What Lies Ahead
For now, the Biden Administration has indicated it does not intend to issue a new independent contractor test under the FLSA that may be more restrictive towards finding an independent contractor relationship. However, there remains both potentially good and bad news on the horizon for employers that will ensure continued uncertainty around this issue for some time, necessitating the need for continued vigilance as to potential changes.
First, employers comforted by the fact that at least the same test the DOL has used for years remains in place, thus providing at least familiarity and experience in application, should remain concerned over President Biden’s statements pertaining to independent contractor relationships. Specifically, President Biden has noted on several occasions his support of the “ABC” test similar to California’s new independent contractor rule resulting from the Dynamex Operations West, Inc. v. Superior Court decision and subsequently codified by AB5. Under the “ABC” test, it is presumed all workers are employees instead of contractors, and a worker would have to meet all three of the following factors for a business to properly classify them as an independent contractor:
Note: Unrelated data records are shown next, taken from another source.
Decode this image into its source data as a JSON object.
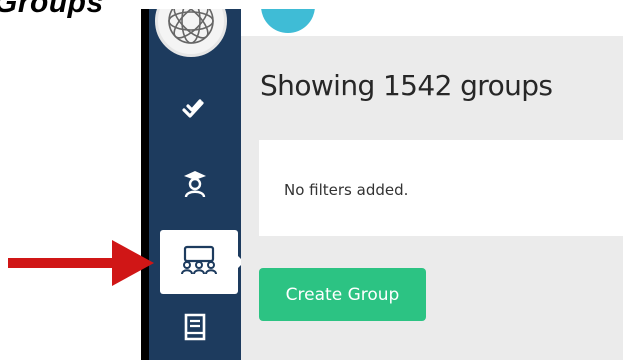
{
  "page": {
    "title": "Groups"
  },
  "main": {
    "heading": "Showing 1542 groups",
    "filters_text": "No filters added.",
    "create_button_label": "Create Group"
  },
  "sidebar": {
    "items": [
      {
        "icon": "checkmarks-icon"
      },
      {
        "icon": "student-icon"
      },
      {
        "icon": "groups-icon",
        "active": true
      },
      {
        "icon": "book-icon"
      }
    ]
  },
  "colors": {
    "sidebar": "#1d3b5e",
    "accent_green": "#2cc383",
    "avatar_teal": "#3fbcd6",
    "arrow_red": "#d01616",
    "background": "#ebebeb"
  }
}
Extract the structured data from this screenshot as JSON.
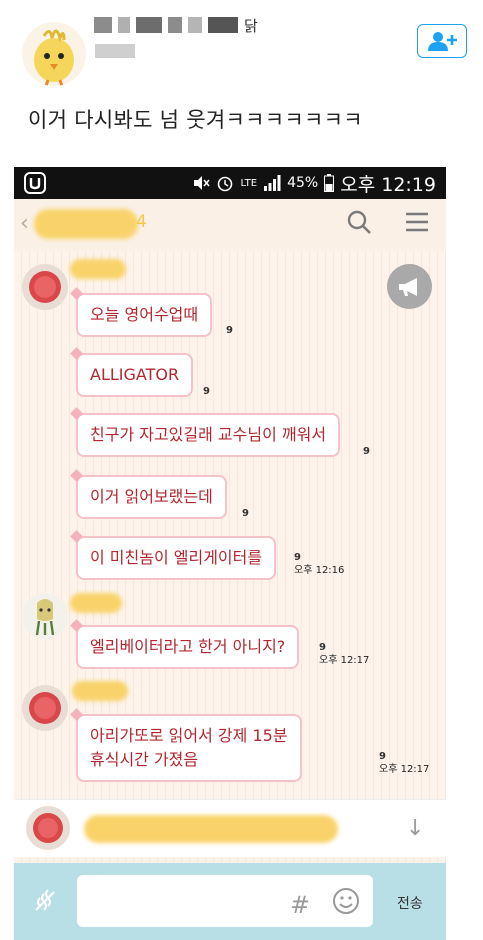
{
  "tweet": {
    "name_suffix": "닭",
    "text": "이거 다시봐도 넘 웃겨ㅋㅋㅋㅋㅋㅋㅋ"
  },
  "status_bar": {
    "network": "LTE",
    "battery": "45%",
    "time": "오후 12:19"
  },
  "chat": {
    "unread_count": "4",
    "messages": [
      {
        "text": "오늘 영어수업때",
        "count": "9",
        "time": ""
      },
      {
        "text": "ALLIGATOR",
        "count": "9",
        "time": ""
      },
      {
        "text": "친구가 자고있길래 교수님이 깨워서",
        "count": "9",
        "time": ""
      },
      {
        "text": "이거 읽어보랬는데",
        "count": "9",
        "time": ""
      },
      {
        "text": "이 미친놈이 엘리게이터를",
        "count": "9",
        "time": "오후 12:16"
      },
      {
        "text": "엘리베이터라고 한거 아니지?",
        "count": "9",
        "time": "오후 12:17"
      },
      {
        "text": "아리가또로 읽어서 강제 15분\n휴식시간 가졌음",
        "count": "9",
        "time": "오후 12:17"
      }
    ]
  },
  "input": {
    "send_label": "전송",
    "hash_symbol": "#"
  },
  "colors": {
    "accent_twitter": "#1da1f2",
    "bubble_text": "#b3262e",
    "bubble_border": "#f4c2c8",
    "input_bar": "#b9dfe6"
  }
}
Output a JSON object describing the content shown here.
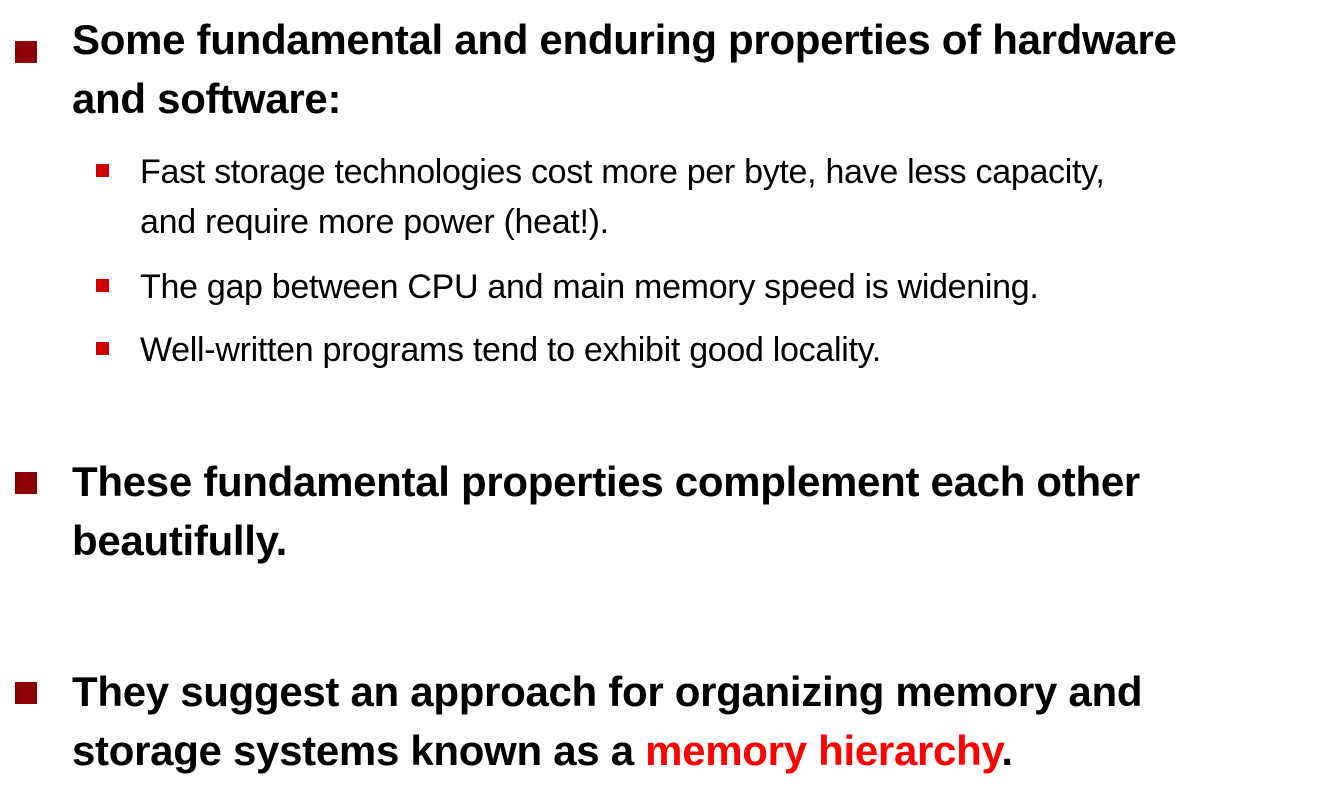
{
  "bullets": [
    {
      "line1": "Some fundamental and enduring properties of hardware",
      "line2": "and software:",
      "sub": [
        {
          "line1": "Fast storage technologies cost more per byte, have less capacity,",
          "line2": "and require more power (heat!)."
        },
        {
          "line1": "The gap between CPU and main memory speed is widening."
        },
        {
          "line1": "Well-written programs tend to exhibit good locality."
        }
      ]
    },
    {
      "line1": "These fundamental properties complement each other",
      "line2": "beautifully."
    },
    {
      "line1": "They suggest an approach for organizing memory and",
      "line2_before": "storage systems known as a ",
      "line2_highlight": "memory hierarchy",
      "line2_after": "."
    }
  ],
  "colors": {
    "bullet_l1": "#8b0000",
    "bullet_l2": "#cc0000",
    "highlight": "#ff0000"
  }
}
- The worker is free from the control and direction of the hiring entity in connection with the performance of the work;
- The worker performs tasks that are outside the usual course of the hiring entity’s business (i.e., the worker cannot perform the work related to the core service or product the business offers its customers); and
- The worker is customarily engaged in an independently established trade, occupation, or business of the same nature as the work they are performing.
This stringent standard, similar to tests already existing in Illinois, Massachusetts, and New Jersey, may be codified nationally should the Biden Administration determine it has the support necessary to implement through administrative regulation or through Congressional legislation. Given the support President Biden has expressed, as well as the support Secretary of Labor Marty Walsh has indicated for this standard, this potential change remains a viable option for implementation to the detriment of employer interests.
Alternatively, while the Trump rule never went into effect, pending litigation in Texas is seeking a court order implementing such rule. On March 26, 2021, the Coalition for Workforce Innovation and the Associated Builders and Contractors, Inc. filed suit in the U.S. District Court for the Eastern District of Texas seeking to put into effect the Trump independent contractor rule. Specifically, the plaintiffs seek a declaratory judgment against the Biden Administration DOL, arguing that the DOL’s delay of the March 8, 2021 effective date of the Trump rule was “arbitrary and capricious” and in violation of the Administrative Procedures Act. Plaintiffs seek a court order ruling that because the delay was in violation of the Administrative Procedures Act, the delay must be overturned, the Trump rule would then become effective as of March 8, 2021, and would thus render obsolete the Biden Administration’s Final Rule of May 6th. Thus, employers should keep an eye on any developments in such litigation that may result in another swing in the independent contractor analysis.